Example: Jane enters into a relationship and gives birth to a child of that relationship. Jane is not entitled to FTB due to a high combined income. Four years later Jane separates from her partner and moves interstate with her child, having been offered employment. The child's father moves overseas following their separation. The country he is now residing in has a reciprocal Child Support arrangement with Australia, which allows Jane to seek maintenance from him; however Jane decides not to pursue this. Jane also decides not to claim FTB immediately after her separation, as her anticipated income will still be too high and she believes she will not be eligible. However, Jane's new employment contract is subsequently withdrawn and she then claims FTB 10 weeks after her separation. As Jane has been able to apply for maintenance through Child Support and has not since her separation, she only has 3 weeks remaining to take reasonable action to obtain maintenance, without her rate being reduced to the base rate of FTB Part A.
Additionally, if certain circumstances exist which are outside an individual's control making it unreasonable for the individual to take maintenance action within the 13 week grace period; the period may be extended. The circumstances must be assessed on a case by case basis and the grace period can only be extended up to the date which it would no longer be considered unreasonable for an individual to take maintenance action.
Maladministration by Centrelink or Child Support
If Centrelink subsequently becomes aware that an individual was entitled to maintenance from an earlier date but had not applied at the time and an exemption (e.g. fear of violence) was not appropriate, an FTB Part A debt may arise due to the individual not taking reasonable maintenance action. However, in situations where an individual did not take maintenance action (even though they were entitled to do so) because of maladministration by Centrelink or Child Support (e.g. Centrelink/Child Support provided incorrect information which caused the individual to not apply for maintenance for an earlier period) the individual's failure to take action could be considered 'reasonable' in the circumstances. Centrelink should consider each case individually and decide whether the individual's inaction was reasonable in the circumstances. If Centrelink decides that the individual's inaction was reasonable:
- the individual should be assessed as meeting the maintenance action test for the earlier period, and
- from the time the maladministration is corrected, there would be a grace period of at least 14 days and no more than 28 days, to take reasonable maintenance action before FTB Part A for the child is reduced to base child rate.
Application for exemption
If an individual receiving FTB by instalments applies for an exemption from the requirement to take reasonable action, they are taken to satisfy the maintenance action test until a decision is made.

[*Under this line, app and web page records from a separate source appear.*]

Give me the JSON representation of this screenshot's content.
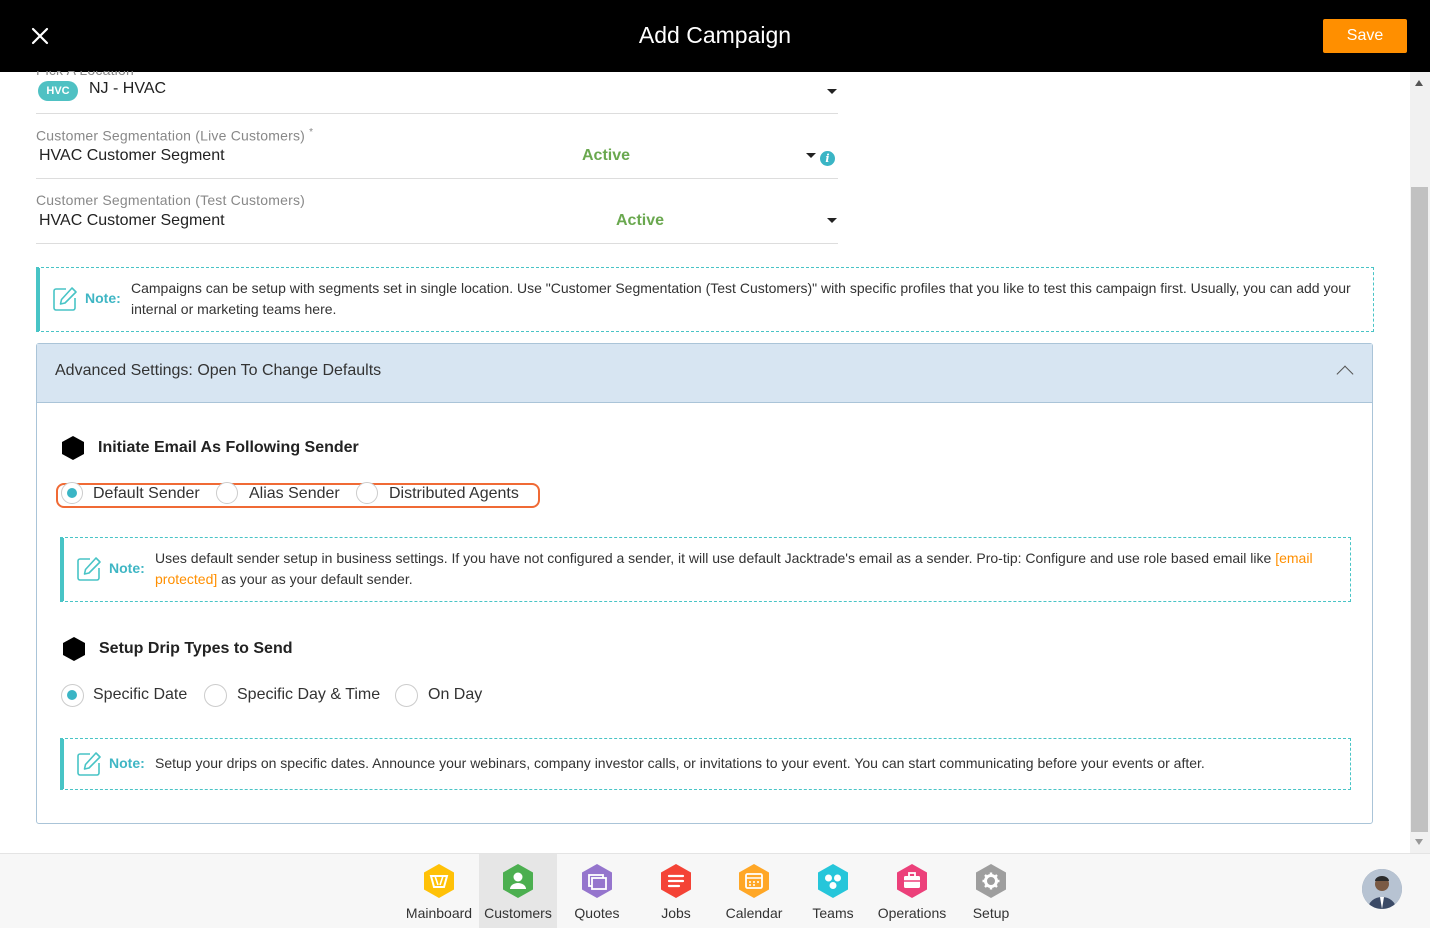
{
  "header": {
    "title": "Add Campaign",
    "save_label": "Save"
  },
  "location": {
    "label": "Pick A Location",
    "badge": "HVC",
    "value": "NJ - HVAC"
  },
  "live_segment": {
    "label": "Customer Segmentation (Live Customers)",
    "required_mark": "*",
    "value": "HVAC Customer Segment",
    "status": "Active"
  },
  "test_segment": {
    "label": "Customer Segmentation (Test Customers)",
    "value": "HVAC Customer Segment",
    "status": "Active"
  },
  "note_segments": {
    "label": "Note:",
    "text": "Campaigns can be setup with segments set in single location. Use \"Customer Segmentation (Test Customers)\" with specific profiles that you like to test this campaign first. Usually, you can add your internal or marketing teams here."
  },
  "advanced": {
    "title": "Advanced Settings: Open To Change Defaults",
    "sender": {
      "title": "Initiate Email As Following Sender",
      "options": [
        "Default Sender",
        "Alias Sender",
        "Distributed Agents"
      ],
      "selected": "Default Sender",
      "note_label": "Note:",
      "note_text": "Uses default sender setup in business settings. If you have not configured a sender, it will use default Jacktrade's email as a sender. Pro-tip: Configure and use role based email like",
      "note_link": "[email protected]",
      "note_text_2": "as your as your default sender."
    },
    "drip": {
      "title": "Setup Drip Types to Send",
      "options": [
        "Specific Date",
        "Specific Day & Time",
        "On Day"
      ],
      "selected": "Specific Date",
      "note_label": "Note:",
      "note_text": "Setup your drips on specific dates. Announce your webinars, company investor calls, or invitations to your event. You can start communicating before your events or after."
    }
  },
  "nav": {
    "items": [
      {
        "label": "Mainboard",
        "icon": "mainboard-icon",
        "color": "#ffc107"
      },
      {
        "label": "Customers",
        "icon": "customers-icon",
        "color": "#4caf50"
      },
      {
        "label": "Quotes",
        "icon": "quotes-icon",
        "color": "#9575cd"
      },
      {
        "label": "Jobs",
        "icon": "jobs-icon",
        "color": "#f44336"
      },
      {
        "label": "Calendar",
        "icon": "calendar-icon",
        "color": "#ffa726"
      },
      {
        "label": "Teams",
        "icon": "teams-icon",
        "color": "#26c6da"
      },
      {
        "label": "Operations",
        "icon": "operations-icon",
        "color": "#ec407a"
      },
      {
        "label": "Setup",
        "icon": "setup-icon",
        "color": "#9e9e9e"
      }
    ],
    "active": "Customers"
  },
  "colors": {
    "accent": "#ff8f00",
    "teal": "#3ab5c5",
    "active_green": "#6aa84f",
    "highlight": "#f06a35"
  }
}
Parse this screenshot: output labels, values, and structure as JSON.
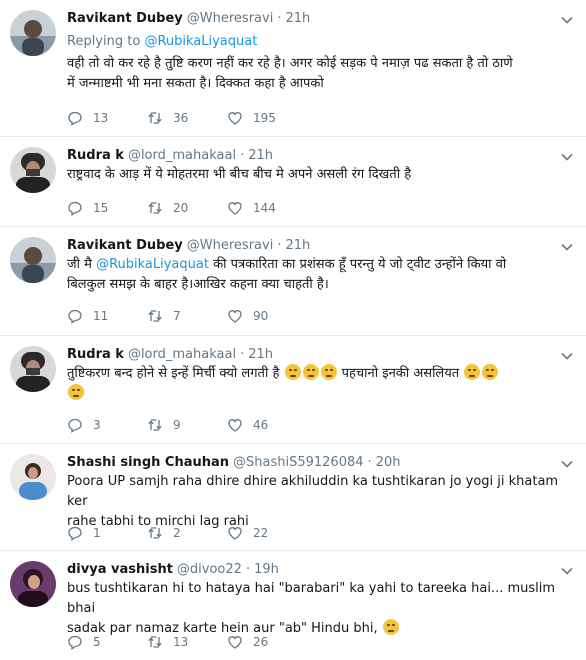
{
  "tweets": [
    {
      "name": "Ravikant Dubey",
      "handle": "@Wheresravi",
      "time": "21h",
      "reply_prefix": "Replying to ",
      "reply_mention": "@RubikaLiyaquat",
      "line1": "वही तो वो कर रहे है तुष्टि करण नहीं कर रहे है। अगर कोई सड़क पे नमाज़ पढ सकता है तो ठाणे",
      "line2": "में जन्माष्टमी भी मना सकता है। दिक्कत कहा है आपको",
      "replies": "13",
      "retweets": "36",
      "likes": "195"
    },
    {
      "name": "Rudra k",
      "handle": "@lord_mahakaal",
      "time": "21h",
      "line1": "राष्ट्रवाद के आड़ में ये मोहतरमा भी बीच बीच मे अपने असली रंग दिखती है",
      "replies": "15",
      "retweets": "20",
      "likes": "144"
    },
    {
      "name": "Ravikant Dubey",
      "handle": "@Wheresravi",
      "time": "21h",
      "pre": "जी मै ",
      "mention": "@RubikaLiyaquat",
      "post": " की पत्रकारिता का प्रशंसक हूँ परन्तु ये जो ट्वीट उन्होंने किया वो",
      "line2": "बिलकुल समझ के बाहर है।आखिर कहना क्या चाहती है।",
      "replies": "11",
      "retweets": "7",
      "likes": "90"
    },
    {
      "name": "Rudra k",
      "handle": "@lord_mahakaal",
      "time": "21h",
      "line1a": "तुष्टिकरण बन्द होने से इन्हें मिर्ची क्यो लगती है",
      "line1b": "पहचानो इनकी असलियत",
      "replies": "3",
      "retweets": "9",
      "likes": "46"
    },
    {
      "name": "Shashi singh Chauhan",
      "handle": "@ShashiS59126084",
      "time": "20h",
      "line1": "Poora UP samjh raha dhire dhire akhiluddin ka tushtikaran jo yogi ji khatam ker",
      "line2": "rahe tabhi to mirchi lag rahi",
      "replies": "1",
      "retweets": "2",
      "likes": "22"
    },
    {
      "name": "divya vashisht",
      "handle": "@divoo22",
      "time": "19h",
      "line1": "bus tushtikaran hi to hataya hai \"barabari\" ka yahi to tareeka hai... muslim bhai",
      "line2": "sadak par namaz karte hein aur \"ab\" Hindu bhi,",
      "replies": "5",
      "retweets": "13",
      "likes": "26"
    }
  ],
  "separator": "·",
  "colors": {
    "link": "#1b95e0",
    "muted": "#657786",
    "text": "#14171a",
    "border": "#e6ecf0"
  },
  "icons": [
    "reply-icon",
    "retweet-icon",
    "like-icon",
    "caret-down-icon"
  ]
}
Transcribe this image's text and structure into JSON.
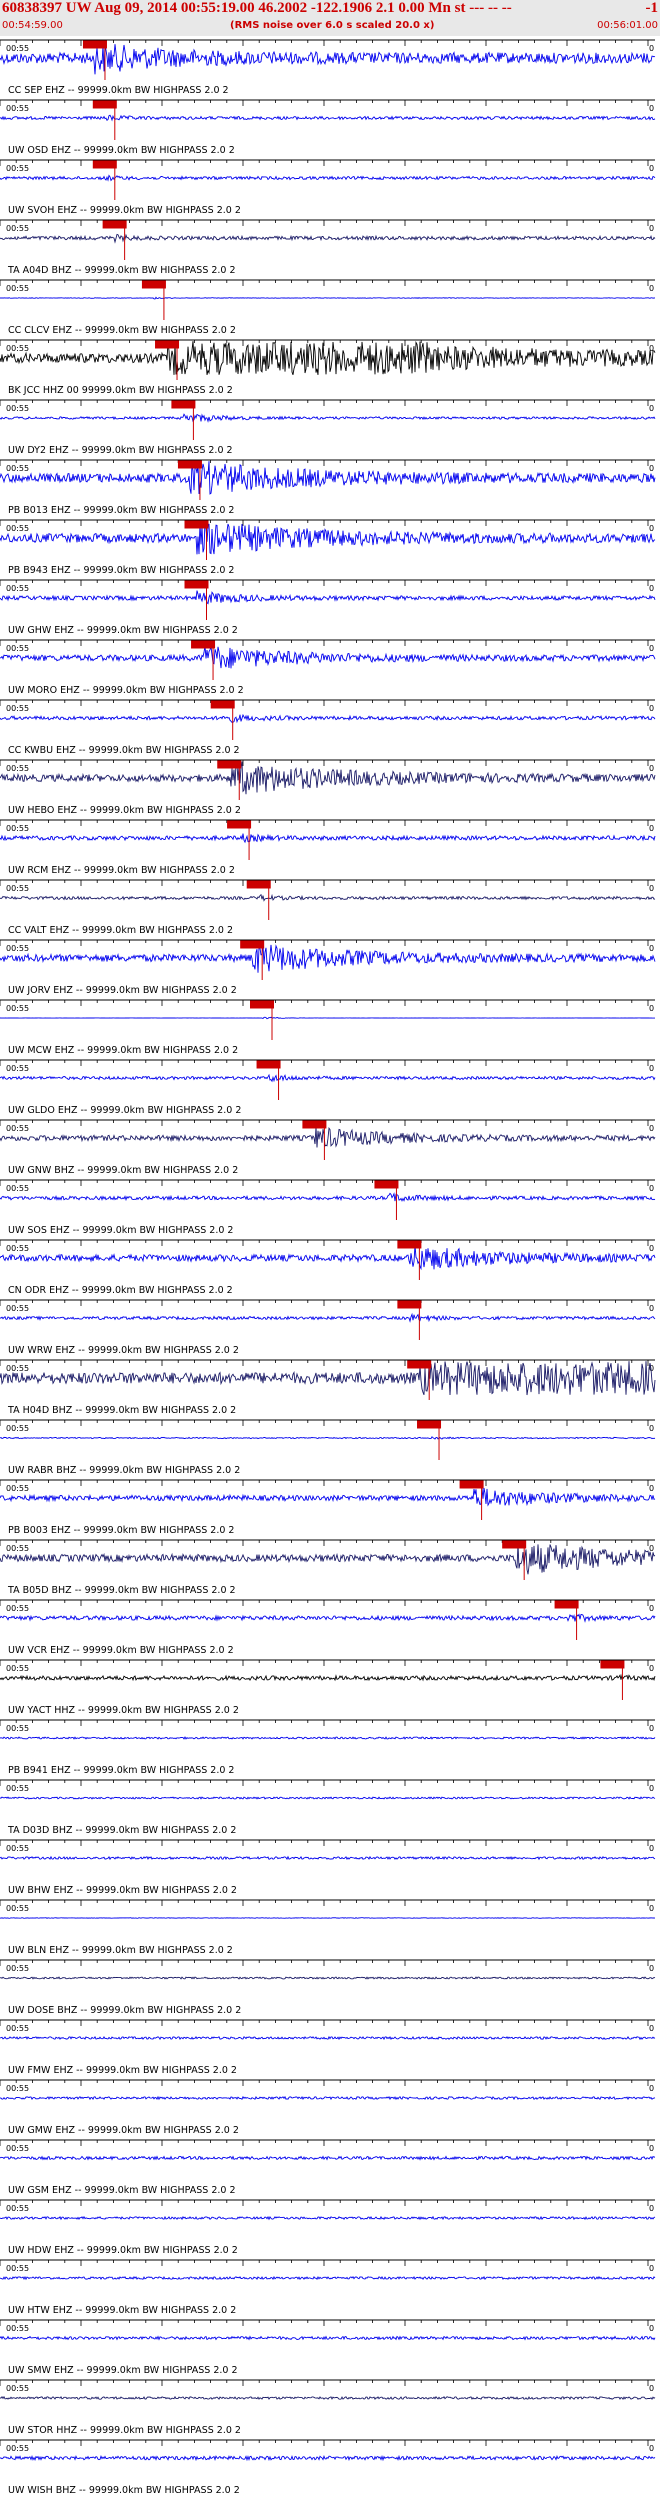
{
  "header": {
    "title": "60838397 UW Aug 09, 2014 00:55:19.00   46.2002 -122.1906  2.1 0.00 Mn st --- -- --",
    "right_marker": "-1",
    "start_time": "00:54:59.00",
    "end_time": "00:56:01.00",
    "note": "(RMS noise over 6.0 s scaled 20.0 x)"
  },
  "colors": {
    "header_text": "#cc0000",
    "trace_blue": "#0000ee",
    "trace_navy": "#1a1a66",
    "trace_black": "#000000",
    "pick_red": "#cc0000"
  },
  "chart_data": {
    "type": "seismogram",
    "x_tick_label": "00:55",
    "x_end_label": "0",
    "traces": [
      {
        "label": "CC SEP EHZ -- 99999.0km BW  HIGHPASS  2.0  2",
        "pick": 0.145,
        "color": "blue",
        "amp": 0.9,
        "burst": 0.3
      },
      {
        "label": "UW OSD EHZ -- 99999.0km BW  HIGHPASS  2.0  2",
        "pick": 0.16,
        "color": "blue",
        "amp": 0.25,
        "burst": 0.06
      },
      {
        "label": "UW SVOH EHZ -- 99999.0km BW  HIGHPASS  2.0  2",
        "pick": 0.16,
        "color": "blue",
        "amp": 0.25,
        "burst": 0.05
      },
      {
        "label": "TA A04D BHZ -- 99999.0km BW  HIGHPASS  2.0  2",
        "pick": 0.175,
        "color": "navy",
        "amp": 0.3,
        "burst": 0.06
      },
      {
        "label": "CC CLCV EHZ -- 99999.0km BW  HIGHPASS  2.0  2",
        "pick": 0.235,
        "color": "blue",
        "amp": 0.05,
        "burst": 0.02
      },
      {
        "label": "BK JCC HHZ 00 99999.0km BW  HIGHPASS  2.0  2",
        "pick": 0.255,
        "color": "black",
        "amp": 0.8,
        "burst": 0.8
      },
      {
        "label": "UW DY2 EHZ -- 99999.0km BW  HIGHPASS  2.0  2",
        "pick": 0.28,
        "color": "blue",
        "amp": 0.2,
        "burst": 0.12
      },
      {
        "label": "PB B013 EHZ -- 99999.0km BW  HIGHPASS  2.0  2",
        "pick": 0.29,
        "color": "blue",
        "amp": 0.75,
        "burst": 0.4
      },
      {
        "label": "PB B943 EHZ -- 99999.0km BW  HIGHPASS  2.0  2",
        "pick": 0.3,
        "color": "blue",
        "amp": 0.75,
        "burst": 0.4
      },
      {
        "label": "UW GHW EHZ -- 99999.0km BW  HIGHPASS  2.0  2",
        "pick": 0.3,
        "color": "blue",
        "amp": 0.35,
        "burst": 0.15
      },
      {
        "label": "UW MORO EHZ -- 99999.0km BW  HIGHPASS  2.0  2",
        "pick": 0.31,
        "color": "blue",
        "amp": 0.5,
        "burst": 0.3
      },
      {
        "label": "CC KWBU EHZ -- 99999.0km BW  HIGHPASS  2.0  2",
        "pick": 0.34,
        "color": "blue",
        "amp": 0.3,
        "burst": 0.1
      },
      {
        "label": "UW HEBO EHZ -- 99999.0km BW  HIGHPASS  2.0  2",
        "pick": 0.35,
        "color": "navy",
        "amp": 0.6,
        "burst": 0.4
      },
      {
        "label": "UW RCM EHZ -- 99999.0km BW  HIGHPASS  2.0  2",
        "pick": 0.365,
        "color": "blue",
        "amp": 0.35,
        "burst": 0.08
      },
      {
        "label": "CC VALT EHZ -- 99999.0km BW  HIGHPASS  2.0  2",
        "pick": 0.395,
        "color": "navy",
        "amp": 0.25,
        "burst": 0.06
      },
      {
        "label": "UW JORV EHZ -- 99999.0km BW  HIGHPASS  2.0  2",
        "pick": 0.385,
        "color": "blue",
        "amp": 0.6,
        "burst": 0.35
      },
      {
        "label": "UW MCW EHZ -- 99999.0km BW  HIGHPASS  2.0  2",
        "pick": 0.4,
        "color": "blue",
        "amp": 0.02,
        "burst": 0.03
      },
      {
        "label": "UW GLDO EHZ -- 99999.0km BW  HIGHPASS  2.0  2",
        "pick": 0.41,
        "color": "blue",
        "amp": 0.25,
        "burst": 0.08
      },
      {
        "label": "UW GNW BHZ -- 99999.0km BW  HIGHPASS  2.0  2",
        "pick": 0.48,
        "color": "navy",
        "amp": 0.45,
        "burst": 0.25
      },
      {
        "label": "UW SOS EHZ -- 99999.0km BW  HIGHPASS  2.0  2",
        "pick": 0.59,
        "color": "blue",
        "amp": 0.3,
        "burst": 0.1
      },
      {
        "label": "CN ODR EHZ -- 99999.0km BW  HIGHPASS  2.0  2",
        "pick": 0.625,
        "color": "blue",
        "amp": 0.55,
        "burst": 0.3
      },
      {
        "label": "UW WRW EHZ -- 99999.0km BW  HIGHPASS  2.0  2",
        "pick": 0.625,
        "color": "blue",
        "amp": 0.25,
        "burst": 0.08
      },
      {
        "label": "TA H04D BHZ -- 99999.0km BW  HIGHPASS  2.0  2",
        "pick": 0.64,
        "color": "navy",
        "amp": 0.95,
        "burst": 1.0
      },
      {
        "label": "UW RABR BHZ -- 99999.0km BW  HIGHPASS  2.0  2",
        "pick": 0.655,
        "color": "blue",
        "amp": 0.1,
        "burst": 0.04
      },
      {
        "label": "PB B003 EHZ -- 99999.0km BW  HIGHPASS  2.0  2",
        "pick": 0.72,
        "color": "blue",
        "amp": 0.45,
        "burst": 0.25
      },
      {
        "label": "TA B05D BHZ -- 99999.0km BW  HIGHPASS  2.0  2",
        "pick": 0.785,
        "color": "navy",
        "amp": 0.6,
        "burst": 0.4
      },
      {
        "label": "UW VCR EHZ -- 99999.0km BW  HIGHPASS  2.0  2",
        "pick": 0.865,
        "color": "blue",
        "amp": 0.35,
        "burst": 0.08
      },
      {
        "label": "UW YACT HHZ -- 99999.0km BW  HIGHPASS  2.0  2",
        "pick": 0.935,
        "color": "black",
        "amp": 0.35,
        "burst": 0.05
      },
      {
        "label": "PB B941 EHZ -- 99999.0km BW  HIGHPASS  2.0  2",
        "pick": null,
        "color": "blue",
        "amp": 0.15,
        "burst": 0
      },
      {
        "label": "TA D03D BHZ -- 99999.0km BW  HIGHPASS  2.0  2",
        "pick": null,
        "color": "blue",
        "amp": 0.15,
        "burst": 0
      },
      {
        "label": "UW BHW EHZ -- 99999.0km BW  HIGHPASS  2.0  2",
        "pick": null,
        "color": "blue",
        "amp": 0.2,
        "burst": 0
      },
      {
        "label": "UW BLN EHZ -- 99999.0km BW  HIGHPASS  2.0  2",
        "pick": null,
        "color": "blue",
        "amp": 0.05,
        "burst": 0
      },
      {
        "label": "UW DOSE BHZ -- 99999.0km BW  HIGHPASS  2.0  2",
        "pick": null,
        "color": "navy",
        "amp": 0.15,
        "burst": 0
      },
      {
        "label": "UW FMW EHZ -- 99999.0km BW  HIGHPASS  2.0  2",
        "pick": null,
        "color": "blue",
        "amp": 0.2,
        "burst": 0
      },
      {
        "label": "UW GMW EHZ -- 99999.0km BW  HIGHPASS  2.0  2",
        "pick": null,
        "color": "blue",
        "amp": 0.2,
        "burst": 0
      },
      {
        "label": "UW GSM EHZ -- 99999.0km BW  HIGHPASS  2.0  2",
        "pick": null,
        "color": "blue",
        "amp": 0.25,
        "burst": 0
      },
      {
        "label": "UW HDW EHZ -- 99999.0km BW  HIGHPASS  2.0  2",
        "pick": null,
        "color": "blue",
        "amp": 0.2,
        "burst": 0
      },
      {
        "label": "UW HTW EHZ -- 99999.0km BW  HIGHPASS  2.0  2",
        "pick": null,
        "color": "blue",
        "amp": 0.2,
        "burst": 0
      },
      {
        "label": "UW SMW EHZ -- 99999.0km BW  HIGHPASS  2.0  2",
        "pick": null,
        "color": "blue",
        "amp": 0.25,
        "burst": 0
      },
      {
        "label": "UW STOR HHZ -- 99999.0km BW  HIGHPASS  2.0  2",
        "pick": null,
        "color": "navy",
        "amp": 0.2,
        "burst": 0
      },
      {
        "label": "UW WISH BHZ -- 99999.0km BW  HIGHPASS  2.0  2",
        "pick": null,
        "color": "blue",
        "amp": 0.3,
        "burst": 0
      }
    ]
  }
}
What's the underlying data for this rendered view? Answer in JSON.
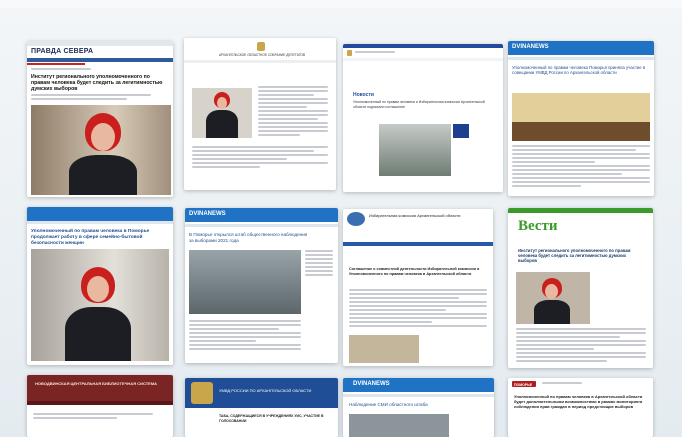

If the request for an exemption is refused and the 13 week grace period has ended, the individual has 14 days from the date they are advised of the decision to take reasonable maintenance action.
If the individual fails to attend an interview relating to the request for exemption, their rate of FTB Part A must be reduced to the base rate (1.1.B.10) from the end of the 13 week grace period.
Where an individual who claims FTB for a past period requests an exemption from the requirement to take maintenance action, an exemption may be granted and backdated depending on the circumstances in each case.